### Task details
Work out the count of lines in the material where the string "Part" shows up, and reply with it alone.

═════ Data supplied ═════

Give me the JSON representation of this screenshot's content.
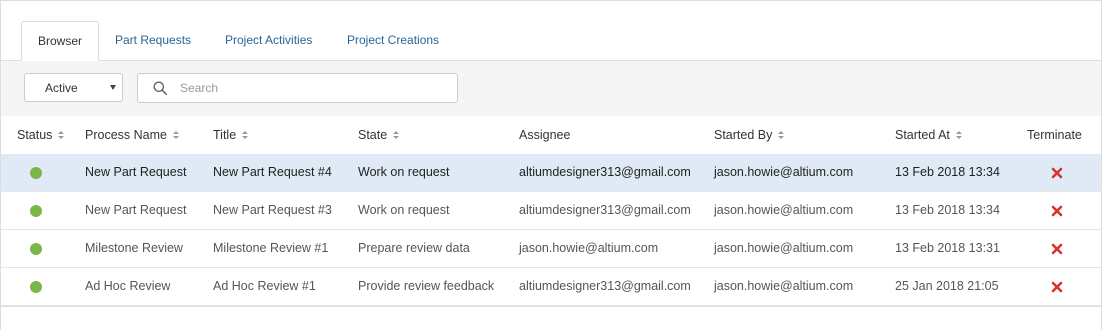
{
  "tabs": [
    {
      "label": "Browser",
      "active": true
    },
    {
      "label": "Part Requests",
      "active": false
    },
    {
      "label": "Project Activities",
      "active": false
    },
    {
      "label": "Project Creations",
      "active": false
    }
  ],
  "filter": {
    "status_value": "Active",
    "search_placeholder": "Search",
    "search_value": ""
  },
  "table": {
    "columns": [
      "Status",
      "Process Name",
      "Title",
      "State",
      "Assignee",
      "Started By",
      "Started At",
      "Terminate"
    ],
    "rows": [
      {
        "status": "active",
        "process_name": "New Part Request",
        "title": "New Part Request #4",
        "state": "Work on request",
        "assignee": "altiumdesigner313@gmail.com",
        "started_by": "jason.howie@altium.com",
        "started_at": "13 Feb 2018 13:34",
        "selected": true
      },
      {
        "status": "active",
        "process_name": "New Part Request",
        "title": "New Part Request #3",
        "state": "Work on request",
        "assignee": "altiumdesigner313@gmail.com",
        "started_by": "jason.howie@altium.com",
        "started_at": "13 Feb 2018 13:34",
        "selected": false
      },
      {
        "status": "active",
        "process_name": "Milestone Review",
        "title": "Milestone Review #1",
        "state": "Prepare review data",
        "assignee": "jason.howie@altium.com",
        "started_by": "jason.howie@altium.com",
        "started_at": "13 Feb 2018 13:31",
        "selected": false
      },
      {
        "status": "active",
        "process_name": "Ad Hoc Review",
        "title": "Ad Hoc Review #1",
        "state": "Provide review feedback",
        "assignee": "altiumdesigner313@gmail.com",
        "started_by": "jason.howie@altium.com",
        "started_at": "25 Jan 2018 21:05",
        "selected": false
      }
    ]
  },
  "colors": {
    "link": "#2a6496",
    "status_active": "#7ab648",
    "terminate": "#d9312b",
    "selected_row": "#dfeaf6"
  },
  "icons": {
    "search": "search-icon",
    "terminate": "close-icon",
    "status": "status-dot-icon"
  }
}
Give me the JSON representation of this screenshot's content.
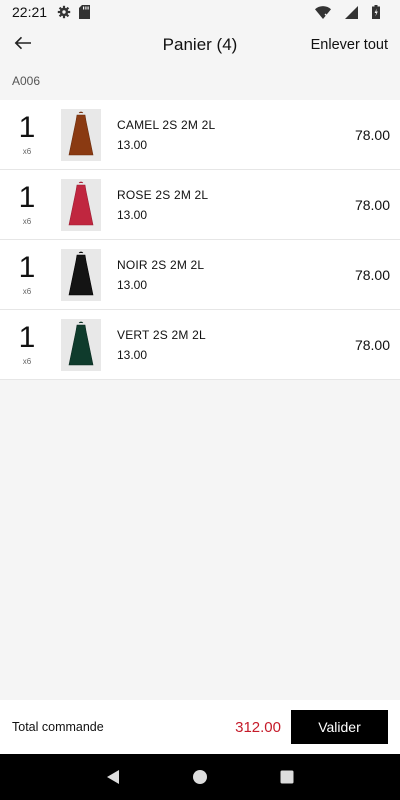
{
  "status_bar": {
    "time": "22:21"
  },
  "header": {
    "title": "Panier (4)",
    "clear_label": "Enlever tout"
  },
  "section": {
    "label": "A006"
  },
  "items": [
    {
      "qty": "1",
      "pack": "x6",
      "name": "CAMEL 2S 2M 2L",
      "unit_price": "13.00",
      "total": "78.00",
      "color": "#8a3a12"
    },
    {
      "qty": "1",
      "pack": "x6",
      "name": "ROSE 2S 2M 2L",
      "unit_price": "13.00",
      "total": "78.00",
      "color": "#c0263f"
    },
    {
      "qty": "1",
      "pack": "x6",
      "name": "NOIR 2S 2M 2L",
      "unit_price": "13.00",
      "total": "78.00",
      "color": "#141414"
    },
    {
      "qty": "1",
      "pack": "x6",
      "name": "VERT 2S 2M 2L",
      "unit_price": "13.00",
      "total": "78.00",
      "color": "#0f3b2c"
    }
  ],
  "footer": {
    "total_label": "Total commande",
    "total_amount": "312.00",
    "validate_label": "Valider"
  },
  "icons": {
    "status": [
      "gear-icon",
      "sd-card-icon",
      "wifi-icon",
      "signal-icon",
      "battery-icon"
    ],
    "nav": [
      "back-triangle-icon",
      "home-circle-icon",
      "recents-square-icon"
    ]
  },
  "colors": {
    "accent_total": "#c51b2a",
    "button_bg": "#000000"
  }
}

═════

### Answer for the task
5